In 2018, Samantha and Christina, two moms of children on the autism spectrum with mental health challenges, joined forces to give voice to a need in our community.  When children on the spectrum need a child psychiatrist, the choices are slim in Central New York.  There are not nearly enough of these specialists in outpatient settings, and local parents are resorting to several options when seeking medication management for their children.  Medicating our children is not a decision we take lightly.  We believe that trained professionals in the field of psychiatry should be the ones prescribing and managing those medications.  However, not all child psychiatrists have expertise in understanding treatment for those on the autism spectrum.  Some children use limited verbal communication or are nonverbal.  Some primary care physicians are prescribing in a pinch when our children are seen in emergency room settings and have prescriptions going forward.  Some developmental pediatricians are prescribing because they are familiar with our children’s challenges, but again, they are not psychiatrists.

Access For All: Autism Mental Health Initiative

Access For All: Autism Mental Health Initiative

When our children have a psychiatric emergency, the options are even more limited if an inpatient hospital stay is needed.  There are currently no inpatient hospital programs in our state which adequately serve children with a developmental disability plus a mental health diagnosis.  So, one of two things happens: an emergency room keeps the child until they are transferred to an appropriate hospital (often out of state), or the family goes home to weather the storm and get on a wait list of a proper inpatient program.  Neither of these options is acceptable.

The Autism Mental Health Initiative of Central New York, AMI of CNY, is committed to the improvement of both the outpatient and inpatient settings of child psychiatry services for children in Central New York.  We are listening to our local legislators, and asking them to look to us.  We have a Facebook group where parents of dually diagnosed children and young adults can share information and find comfort in each other’s daily victories and challenges.  If this is an issue close to your heart, please reach out and take part in this local effort with us!

Autism and Mental Health Work Group

Had our first policy work group today discussing bringing families, individuals, and advocacy groups together to raise awareness of the needs of people who live with autism and mental health challenges.
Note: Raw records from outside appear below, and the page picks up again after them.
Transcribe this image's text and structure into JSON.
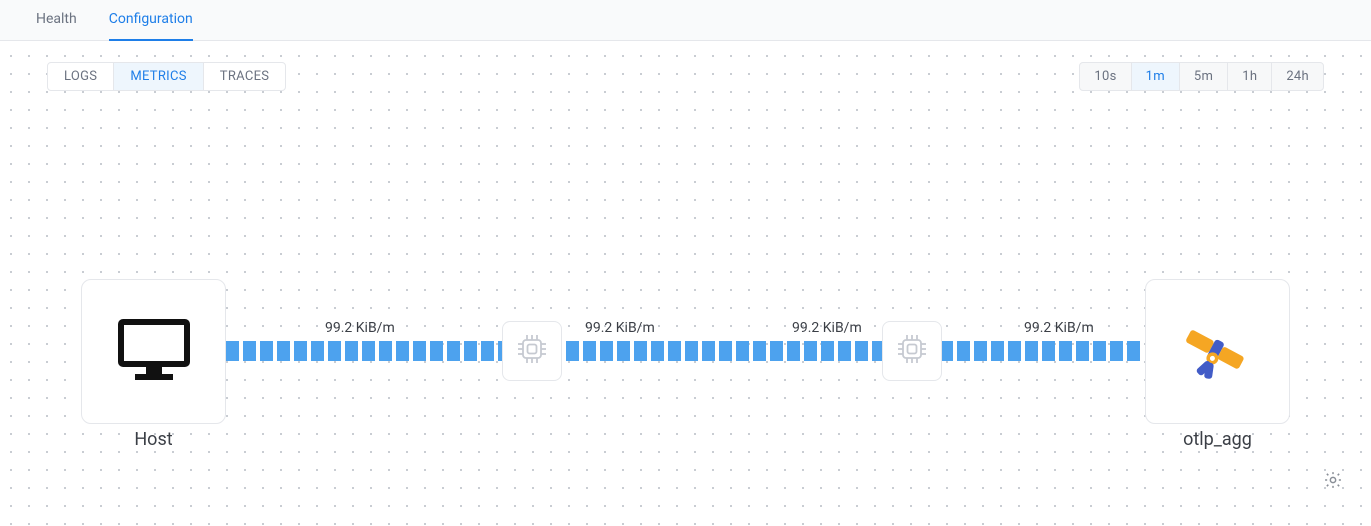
{
  "header": {
    "tabs": [
      {
        "label": "Health",
        "active": false
      },
      {
        "label": "Configuration",
        "active": true
      }
    ]
  },
  "data_tabs": [
    {
      "label": "LOGS",
      "active": false
    },
    {
      "label": "METRICS",
      "active": true
    },
    {
      "label": "TRACES",
      "active": false
    }
  ],
  "time_tabs": [
    {
      "label": "10s",
      "active": false
    },
    {
      "label": "1m",
      "active": true
    },
    {
      "label": "5m",
      "active": false
    },
    {
      "label": "1h",
      "active": false
    },
    {
      "label": "24h",
      "active": false
    }
  ],
  "pipeline": {
    "source": {
      "label": "Host",
      "icon": "monitor-icon"
    },
    "destination": {
      "label": "otlp_agg",
      "icon": "telescope-icon"
    },
    "processors": [
      {
        "icon": "cpu-icon"
      },
      {
        "icon": "cpu-icon"
      }
    ],
    "rates": [
      "99.2 KiB/m",
      "99.2 KiB/m",
      "99.2 KiB/m",
      "99.2 KiB/m"
    ]
  },
  "colors": {
    "accent": "#1e7ee8",
    "flow": "#4da2ee",
    "grid": "#c9cdd3"
  },
  "settings_icon": "gear-icon"
}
We'll be reaching out to more families and local advocacy groups in the coming months to create a unified focus on the needs of the dual diagnosed community.

Program Updates

I've been busy working to develop the business plan of the foundation to help guide fundraising efforts. New program and funding initiatives are listed on the Projects page of www.sanchia.org. I'll list them here as well. I'm excited for the great things we can do for some of the most vulnerable members of our community. Please consider making a donation either  through the website or via the foundation's gofundme page.

 

Residential Youth Activities Fund

The Mohawk Hard-to-Place Unit of the Children’s Home in Schenectady, NY is the home for youth who have been in residential care for a significant part of their lives. This was Sanchia’s last work place. The Residential Youth Activities Fund will provide the funding  for onsite and community activities that give residents a fuller more rounded life experience.

 

Garrison House

Families and individuals with developmental disabilities are seeking independent living solutions for family members and themselves in increasing numbers. The service continuum after an individual reaches the age of 21, the age when school age serves end and adult services begin, is not sufficient to meet the housing needs for people with developmental disabilities. Garrison House is a hybrid program drawing on the resources of the nonprofit and for-profit sectors to create independent living solutions tailored to the needs of the individual. In doing so the program also creates housing solutions for students in related fields seeking real world experience and people in need of stable housing opportunities.

 

Autism and Mental Health Initiative

According to Data USA the clinician to patient ratio for mental health across all counties in New York state is 1 to 202. There are not enough health care providers to go around. Within that insufficient group of providers, the number who are equipped and willing to meet the needs of people with autism who also have mental health issues is smaller still. Families fight against barriers to access to find that the care that the need is only available hours away in another city or another state. The Autism and Mental Health Initiative is a coordinated effort with community partners to raise awareness of the mental health needs of people on the autism spectrum and create a movement that brings the necessary state, federal, and county resources to the Syracuse community.